### Task details
Scan the material below for every line with the string "kind", and copy those lines.

### Data under study
+--
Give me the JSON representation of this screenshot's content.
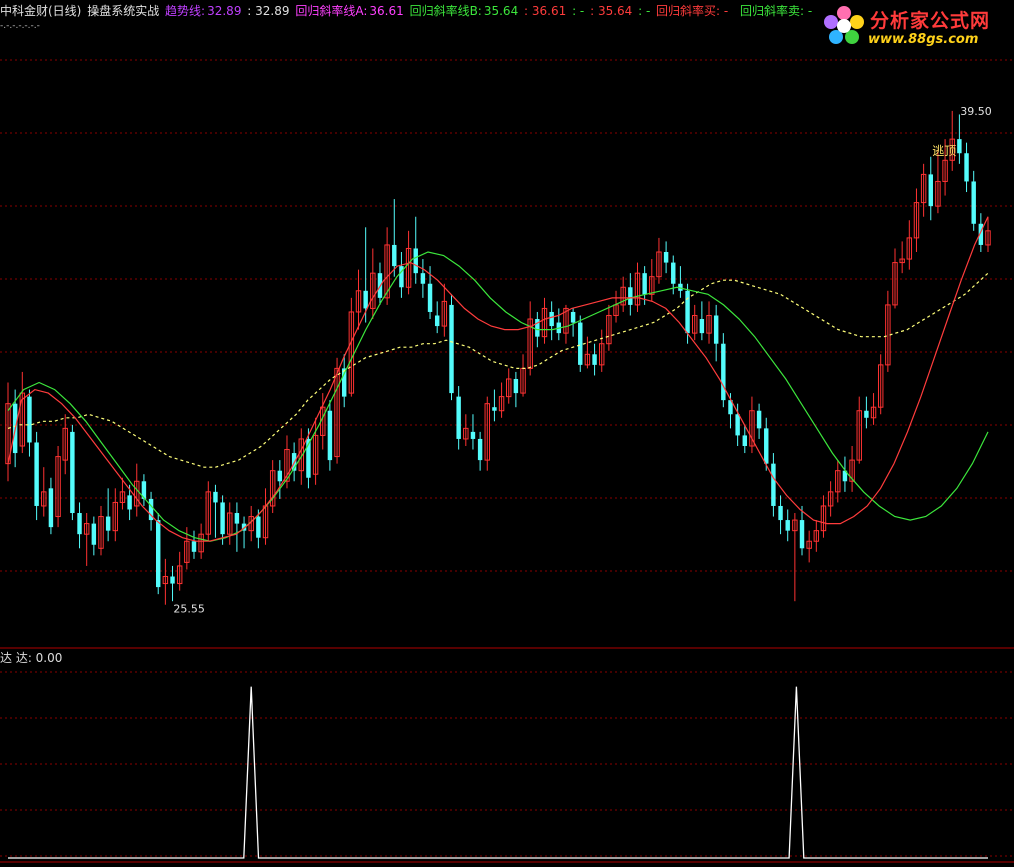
{
  "header": {
    "title": "中科金财(日线)",
    "indicator": "操盘系统实战",
    "trend_label": "趋势线:",
    "trend_value": "32.89",
    "trend_value2": ": 32.89",
    "regA_label": "回归斜率线A:",
    "regA_value": "36.61",
    "regB_label": "回归斜率线B:",
    "regB_value": "35.64",
    "v1": ": 36.61",
    "v2": ": -",
    "v3": ": 35.64",
    "v4": ": -",
    "buy_label": "回归斜率买: -",
    "sell_label": "回归斜率卖: -",
    "dots": "-.-.-.-.-.-.-"
  },
  "sub_header": {
    "label": "达 达: 0.00"
  },
  "logo": {
    "name": "分析家公式网",
    "url": "www.88gs.com"
  },
  "colors": {
    "up": "#ff3232",
    "down": "#54fcfc",
    "trend": "#ffff7a",
    "regA": "#ff3c3c",
    "regB": "#3ce63c",
    "purple": "#c040ff",
    "grid": "#8a0000"
  },
  "chart_data": [
    {
      "type": "candlestick",
      "title": "",
      "annotations": [
        {
          "text": "39.50",
          "kind": "high-label"
        },
        {
          "text": "25.55",
          "kind": "low-label"
        },
        {
          "text": "逃顶",
          "kind": "signal-text"
        }
      ],
      "ylim": [
        24.5,
        41.0
      ],
      "candles": [
        [
          29.5,
          31.2,
          31.8,
          29.0
        ],
        [
          31.2,
          29.8,
          31.6,
          29.4
        ],
        [
          30.0,
          31.5,
          32.1,
          29.8
        ],
        [
          31.4,
          30.1,
          31.6,
          29.7
        ],
        [
          30.1,
          28.3,
          30.4,
          27.9
        ],
        [
          28.3,
          28.7,
          29.4,
          28.0
        ],
        [
          28.8,
          27.7,
          29.1,
          27.5
        ],
        [
          28.0,
          29.7,
          30.0,
          27.7
        ],
        [
          29.6,
          30.5,
          30.9,
          29.2
        ],
        [
          30.4,
          28.1,
          30.6,
          27.9
        ],
        [
          28.1,
          27.5,
          28.4,
          27.1
        ],
        [
          27.5,
          27.8,
          28.1,
          26.6
        ],
        [
          27.8,
          27.2,
          28.0,
          26.9
        ],
        [
          27.1,
          28.0,
          28.3,
          26.9
        ],
        [
          28.0,
          27.6,
          28.8,
          27.3
        ],
        [
          27.6,
          28.4,
          28.8,
          27.3
        ],
        [
          28.4,
          28.7,
          29.1,
          28.2
        ],
        [
          28.6,
          28.2,
          28.9,
          27.9
        ],
        [
          28.3,
          29.0,
          29.5,
          28.0
        ],
        [
          29.0,
          28.5,
          29.2,
          28.3
        ],
        [
          28.5,
          27.9,
          28.7,
          27.6
        ],
        [
          27.9,
          26.0,
          28.1,
          25.8
        ],
        [
          26.1,
          26.3,
          26.8,
          25.5
        ],
        [
          26.3,
          26.1,
          26.6,
          25.6
        ],
        [
          26.1,
          26.6,
          27.0,
          25.9
        ],
        [
          26.7,
          27.3,
          27.7,
          26.5
        ],
        [
          27.3,
          27.0,
          27.6,
          26.8
        ],
        [
          27.0,
          27.5,
          27.8,
          26.8
        ],
        [
          27.5,
          28.7,
          29.0,
          27.3
        ],
        [
          28.7,
          28.4,
          28.9,
          27.4
        ],
        [
          28.4,
          27.5,
          28.6,
          27.2
        ],
        [
          27.5,
          28.1,
          28.4,
          27.2
        ],
        [
          28.1,
          27.8,
          28.4,
          27.0
        ],
        [
          27.8,
          27.6,
          28.0,
          27.1
        ],
        [
          27.6,
          28.0,
          28.3,
          27.3
        ],
        [
          28.0,
          27.4,
          28.2,
          27.1
        ],
        [
          27.4,
          28.3,
          28.8,
          27.2
        ],
        [
          28.3,
          29.3,
          29.6,
          28.1
        ],
        [
          29.3,
          29.0,
          29.6,
          28.5
        ],
        [
          29.0,
          29.9,
          30.3,
          28.8
        ],
        [
          29.8,
          29.3,
          30.1,
          29.0
        ],
        [
          29.3,
          30.2,
          30.5,
          28.9
        ],
        [
          30.2,
          29.1,
          30.5,
          28.8
        ],
        [
          29.2,
          30.3,
          30.8,
          28.9
        ],
        [
          30.3,
          31.1,
          31.5,
          29.9
        ],
        [
          31.0,
          29.6,
          31.3,
          29.3
        ],
        [
          29.7,
          32.2,
          32.5,
          29.5
        ],
        [
          32.2,
          31.4,
          32.6,
          31.1
        ],
        [
          31.5,
          33.8,
          34.2,
          31.4
        ],
        [
          33.8,
          34.4,
          35.0,
          33.3
        ],
        [
          34.4,
          33.9,
          36.2,
          33.5
        ],
        [
          33.9,
          34.9,
          35.6,
          33.6
        ],
        [
          34.9,
          34.2,
          35.2,
          34.0
        ],
        [
          34.2,
          35.7,
          36.2,
          34.0
        ],
        [
          35.7,
          35.1,
          37.0,
          34.8
        ],
        [
          35.1,
          34.5,
          35.5,
          34.2
        ],
        [
          34.5,
          35.6,
          36.1,
          34.3
        ],
        [
          35.6,
          34.9,
          36.5,
          34.6
        ],
        [
          34.9,
          34.6,
          35.3,
          34.2
        ],
        [
          34.6,
          33.8,
          35.1,
          33.6
        ],
        [
          33.7,
          33.4,
          34.1,
          33.2
        ],
        [
          33.4,
          34.1,
          34.6,
          33.1
        ],
        [
          34.0,
          31.5,
          34.3,
          31.3
        ],
        [
          31.4,
          30.2,
          31.7,
          29.9
        ],
        [
          30.2,
          30.5,
          30.9,
          30.0
        ],
        [
          30.4,
          30.2,
          30.9,
          29.9
        ],
        [
          30.2,
          29.6,
          30.4,
          29.3
        ],
        [
          29.6,
          31.2,
          31.4,
          29.3
        ],
        [
          31.1,
          31.0,
          31.6,
          30.7
        ],
        [
          31.0,
          31.4,
          31.8,
          30.8
        ],
        [
          31.4,
          31.9,
          32.2,
          31.2
        ],
        [
          31.9,
          31.5,
          32.1,
          31.1
        ],
        [
          31.5,
          32.2,
          32.6,
          31.4
        ],
        [
          32.2,
          33.6,
          34.1,
          32.0
        ],
        [
          33.6,
          33.1,
          33.8,
          32.8
        ],
        [
          33.1,
          33.9,
          34.2,
          32.9
        ],
        [
          33.8,
          33.4,
          34.1,
          33.0
        ],
        [
          33.5,
          33.2,
          33.9,
          33.0
        ],
        [
          33.2,
          33.9,
          34.0,
          32.9
        ],
        [
          33.8,
          33.5,
          33.9,
          33.1
        ],
        [
          33.5,
          32.3,
          33.7,
          32.1
        ],
        [
          32.3,
          32.6,
          33.1,
          32.2
        ],
        [
          32.6,
          32.3,
          32.9,
          32.0
        ],
        [
          32.3,
          32.9,
          33.3,
          32.1
        ],
        [
          32.9,
          33.7,
          34.0,
          32.7
        ],
        [
          33.7,
          34.0,
          34.4,
          33.5
        ],
        [
          34.0,
          34.5,
          34.8,
          33.8
        ],
        [
          34.5,
          34.0,
          34.9,
          33.7
        ],
        [
          34.0,
          34.9,
          35.2,
          33.8
        ],
        [
          34.9,
          34.3,
          35.1,
          34.0
        ],
        [
          34.3,
          34.8,
          35.3,
          34.1
        ],
        [
          34.8,
          35.5,
          35.9,
          34.6
        ],
        [
          35.5,
          35.2,
          35.8,
          34.9
        ],
        [
          35.2,
          34.6,
          35.4,
          34.3
        ],
        [
          34.6,
          34.4,
          35.1,
          34.2
        ],
        [
          34.4,
          33.2,
          34.6,
          32.9
        ],
        [
          33.2,
          33.7,
          34.0,
          33.0
        ],
        [
          33.6,
          33.2,
          34.1,
          33.0
        ],
        [
          33.2,
          33.7,
          34.1,
          32.9
        ],
        [
          33.7,
          32.9,
          34.0,
          32.4
        ],
        [
          32.9,
          31.3,
          33.2,
          31.1
        ],
        [
          31.3,
          30.9,
          31.5,
          30.5
        ],
        [
          30.9,
          30.3,
          31.2,
          30.0
        ],
        [
          30.3,
          30.0,
          30.6,
          29.8
        ],
        [
          30.0,
          31.0,
          31.4,
          29.8
        ],
        [
          31.0,
          30.5,
          31.2,
          30.2
        ],
        [
          30.5,
          29.5,
          30.8,
          29.3
        ],
        [
          29.5,
          28.3,
          29.8,
          28.0
        ],
        [
          28.3,
          27.9,
          28.6,
          27.5
        ],
        [
          27.9,
          27.6,
          28.2,
          27.3
        ],
        [
          27.6,
          27.9,
          28.1,
          25.6
        ],
        [
          27.9,
          27.1,
          28.3,
          26.9
        ],
        [
          27.1,
          27.3,
          27.6,
          26.7
        ],
        [
          27.3,
          27.6,
          27.9,
          27.0
        ],
        [
          27.6,
          28.3,
          28.6,
          27.4
        ],
        [
          28.3,
          28.7,
          29.0,
          28.0
        ],
        [
          28.7,
          29.3,
          29.6,
          28.4
        ],
        [
          29.3,
          29.0,
          29.7,
          28.7
        ],
        [
          29.0,
          29.6,
          30.0,
          28.7
        ],
        [
          29.6,
          31.0,
          31.4,
          29.5
        ],
        [
          31.0,
          30.8,
          31.4,
          30.5
        ],
        [
          30.8,
          31.1,
          31.5,
          30.6
        ],
        [
          31.1,
          32.3,
          32.6,
          30.9
        ],
        [
          32.3,
          34.0,
          34.4,
          32.1
        ],
        [
          34.0,
          35.2,
          35.6,
          33.9
        ],
        [
          35.2,
          35.3,
          35.8,
          34.9
        ],
        [
          35.3,
          35.9,
          36.4,
          35.0
        ],
        [
          35.9,
          36.9,
          37.3,
          35.5
        ],
        [
          36.9,
          37.7,
          38.0,
          36.5
        ],
        [
          37.7,
          36.8,
          38.2,
          36.4
        ],
        [
          36.8,
          37.5,
          38.4,
          36.6
        ],
        [
          37.5,
          38.1,
          38.7,
          37.1
        ],
        [
          38.1,
          38.7,
          39.5,
          37.8
        ],
        [
          38.7,
          38.3,
          39.4,
          38.0
        ],
        [
          38.3,
          37.5,
          38.6,
          37.2
        ],
        [
          37.5,
          36.3,
          37.8,
          36.1
        ],
        [
          36.3,
          35.7,
          36.6,
          35.5
        ],
        [
          35.7,
          36.1,
          36.5,
          35.5
        ]
      ],
      "trend_line": [
        30.5,
        30.6,
        30.6,
        30.7,
        30.7,
        30.8,
        30.8,
        30.9,
        30.8,
        30.7,
        30.5,
        30.3,
        30.1,
        29.9,
        29.7,
        29.6,
        29.5,
        29.4,
        29.4,
        29.5,
        29.6,
        29.8,
        30.0,
        30.3,
        30.6,
        30.9,
        31.3,
        31.6,
        31.9,
        32.1,
        32.3,
        32.5,
        32.6,
        32.7,
        32.8,
        32.8,
        32.9,
        32.9,
        33.0,
        32.9,
        32.8,
        32.6,
        32.4,
        32.3,
        32.2,
        32.2,
        32.3,
        32.5,
        32.7,
        32.8,
        32.9,
        33.0,
        33.1,
        33.2,
        33.3,
        33.4,
        33.5,
        33.7,
        33.9,
        34.2,
        34.4,
        34.6,
        34.7,
        34.7,
        34.6,
        34.5,
        34.4,
        34.3,
        34.1,
        33.9,
        33.7,
        33.5,
        33.3,
        33.2,
        33.1,
        33.1,
        33.1,
        33.2,
        33.3,
        33.5,
        33.7,
        33.9,
        34.1,
        34.3,
        34.6,
        34.9
      ],
      "regA": [
        29.5,
        31.3,
        31.6,
        31.5,
        31.2,
        30.8,
        30.3,
        29.8,
        29.3,
        28.8,
        28.3,
        27.9,
        27.6,
        27.4,
        27.3,
        27.3,
        27.4,
        27.5,
        27.8,
        28.2,
        28.7,
        29.3,
        30.0,
        30.8,
        31.6,
        32.5,
        33.3,
        34.1,
        34.7,
        35.1,
        35.2,
        35.0,
        34.7,
        34.3,
        33.9,
        33.6,
        33.4,
        33.3,
        33.3,
        33.4,
        33.6,
        33.7,
        33.9,
        34.0,
        34.1,
        34.2,
        34.2,
        34.2,
        34.1,
        33.9,
        33.5,
        33.0,
        32.5,
        31.9,
        31.2,
        30.5,
        29.8,
        29.1,
        28.6,
        28.2,
        27.9,
        27.8,
        27.8,
        28.0,
        28.3,
        28.8,
        29.5,
        30.4,
        31.4,
        32.5,
        33.6,
        34.7,
        35.7,
        36.5
      ],
      "regB": [
        31.0,
        31.6,
        31.8,
        31.6,
        31.2,
        30.7,
        30.1,
        29.5,
        28.9,
        28.4,
        27.9,
        27.6,
        27.4,
        27.3,
        27.4,
        27.6,
        28.0,
        28.5,
        29.1,
        29.8,
        30.6,
        31.5,
        32.4,
        33.3,
        34.1,
        34.8,
        35.3,
        35.5,
        35.4,
        35.1,
        34.7,
        34.2,
        33.8,
        33.5,
        33.3,
        33.3,
        33.4,
        33.6,
        33.8,
        34.0,
        34.2,
        34.3,
        34.4,
        34.5,
        34.4,
        34.3,
        34.0,
        33.6,
        33.1,
        32.5,
        31.9,
        31.2,
        30.5,
        29.8,
        29.2,
        28.7,
        28.3,
        28.0,
        27.9,
        28.0,
        28.3,
        28.8,
        29.5,
        30.4
      ]
    },
    {
      "type": "line",
      "title": "",
      "series": [
        {
          "values": [
            0,
            0,
            0,
            0,
            0,
            0,
            0,
            0,
            0,
            0,
            0,
            0,
            0,
            0,
            0,
            0,
            0,
            0,
            0,
            0,
            0,
            0,
            0,
            0,
            0,
            0,
            0,
            0,
            0,
            0,
            0,
            0,
            0,
            1,
            0,
            0,
            0,
            0,
            0,
            0,
            0,
            0,
            0,
            0,
            0,
            0,
            0,
            0,
            0,
            0,
            0,
            0,
            0,
            0,
            0,
            0,
            0,
            0,
            0,
            0,
            0,
            0,
            0,
            0,
            0,
            0,
            0,
            0,
            0,
            0,
            0,
            0,
            0,
            0,
            0,
            0,
            0,
            0,
            0,
            0,
            0,
            0,
            0,
            0,
            0,
            0,
            0,
            0,
            0,
            0,
            0,
            0,
            0,
            0,
            0,
            0,
            0,
            0,
            0,
            0,
            0,
            0,
            0,
            0,
            0,
            0,
            0,
            1,
            0,
            0,
            0,
            0,
            0,
            0,
            0,
            0,
            0,
            0,
            0,
            0,
            0,
            0,
            0,
            0,
            0,
            0,
            0,
            0,
            0,
            0,
            0,
            0,
            0,
            0
          ]
        }
      ],
      "ylim": [
        0,
        1.05
      ]
    }
  ]
}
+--
### Task output
          "kind": "high-label"
          "kind": "low-label"
          "kind": "signal-text"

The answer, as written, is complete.